Exercise aim: Leave the pictures aside and copy all the data exactly.

Dataset records:
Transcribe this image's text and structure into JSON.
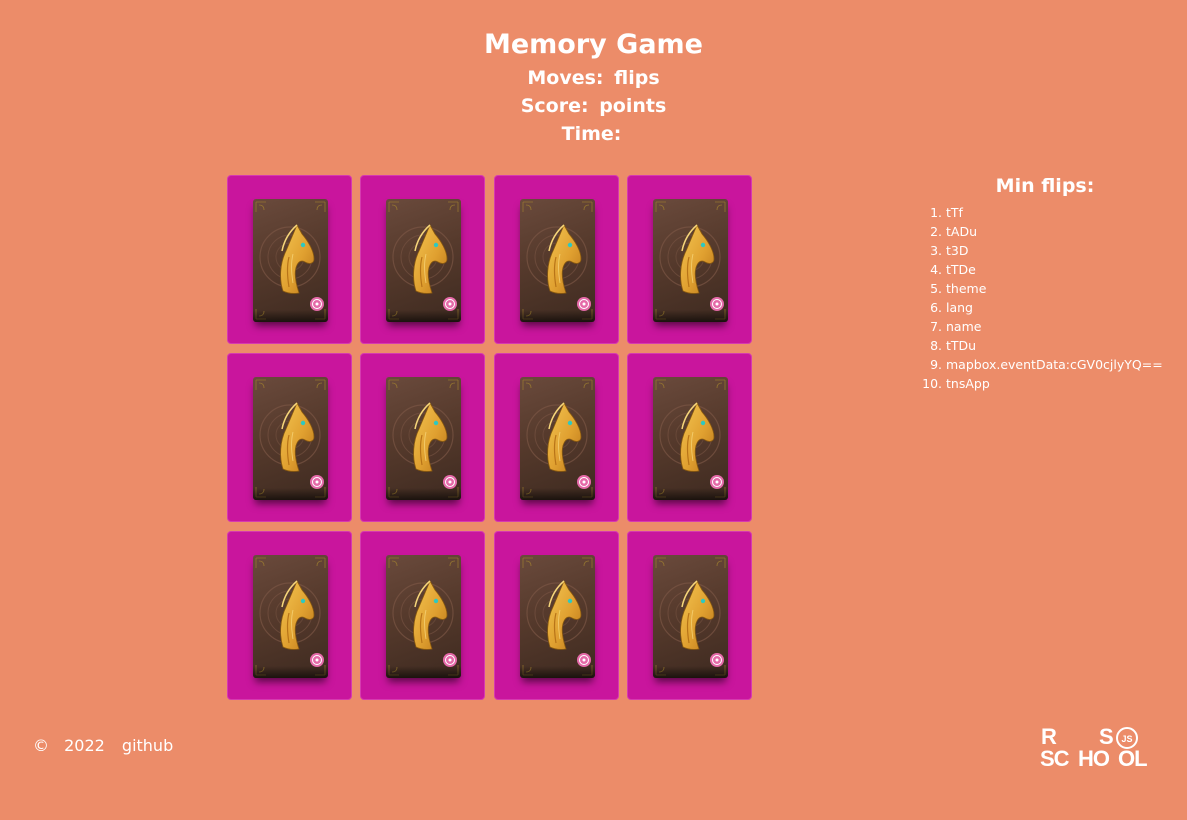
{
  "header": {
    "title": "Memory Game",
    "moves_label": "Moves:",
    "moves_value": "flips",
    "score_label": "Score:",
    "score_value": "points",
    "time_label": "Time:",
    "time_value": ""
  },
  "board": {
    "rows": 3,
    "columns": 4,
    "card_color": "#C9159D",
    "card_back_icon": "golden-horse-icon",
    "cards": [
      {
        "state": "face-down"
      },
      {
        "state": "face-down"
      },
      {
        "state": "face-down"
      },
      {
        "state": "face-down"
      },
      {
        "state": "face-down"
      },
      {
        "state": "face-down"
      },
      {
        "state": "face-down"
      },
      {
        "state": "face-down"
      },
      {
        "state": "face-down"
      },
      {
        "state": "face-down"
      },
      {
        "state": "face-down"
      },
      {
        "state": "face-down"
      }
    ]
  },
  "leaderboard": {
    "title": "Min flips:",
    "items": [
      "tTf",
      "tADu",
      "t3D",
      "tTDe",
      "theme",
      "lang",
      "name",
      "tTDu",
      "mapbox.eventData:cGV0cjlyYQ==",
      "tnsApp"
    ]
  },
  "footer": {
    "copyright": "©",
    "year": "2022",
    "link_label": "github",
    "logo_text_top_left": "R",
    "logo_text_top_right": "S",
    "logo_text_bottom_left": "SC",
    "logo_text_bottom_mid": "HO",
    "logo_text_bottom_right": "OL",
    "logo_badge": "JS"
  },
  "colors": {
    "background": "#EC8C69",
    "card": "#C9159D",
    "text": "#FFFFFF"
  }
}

Your response:
Transcribe this image's text and structure into JSON.
{
  "header": {
    "title": "Memory Game",
    "moves_label": "Moves:",
    "moves_value": "flips",
    "score_label": "Score:",
    "score_value": "points",
    "time_label": "Time:",
    "time_value": ""
  },
  "board": {
    "rows": 3,
    "columns": 4,
    "card_color": "#C9159D",
    "card_back_icon": "golden-horse-icon",
    "cards": [
      {
        "state": "face-down"
      },
      {
        "state": "face-down"
      },
      {
        "state": "face-down"
      },
      {
        "state": "face-down"
      },
      {
        "state": "face-down"
      },
      {
        "state": "face-down"
      },
      {
        "state": "face-down"
      },
      {
        "state": "face-down"
      },
      {
        "state": "face-down"
      },
      {
        "state": "face-down"
      },
      {
        "state": "face-down"
      },
      {
        "state": "face-down"
      }
    ]
  },
  "leaderboard": {
    "title": "Min flips:",
    "items": [
      "tTf",
      "tADu",
      "t3D",
      "tTDe",
      "theme",
      "lang",
      "name",
      "tTDu",
      "mapbox.eventData:cGV0cjlyYQ==",
      "tnsApp"
    ]
  },
  "footer": {
    "copyright": "©",
    "year": "2022",
    "link_label": "github",
    "logo_text_top_left": "R",
    "logo_text_top_right": "S",
    "logo_text_bottom_left": "SC",
    "logo_text_bottom_mid": "HO",
    "logo_text_bottom_right": "OL",
    "logo_badge": "JS"
  },
  "colors": {
    "background": "#EC8C69",
    "card": "#C9159D",
    "text": "#FFFFFF"
  }
}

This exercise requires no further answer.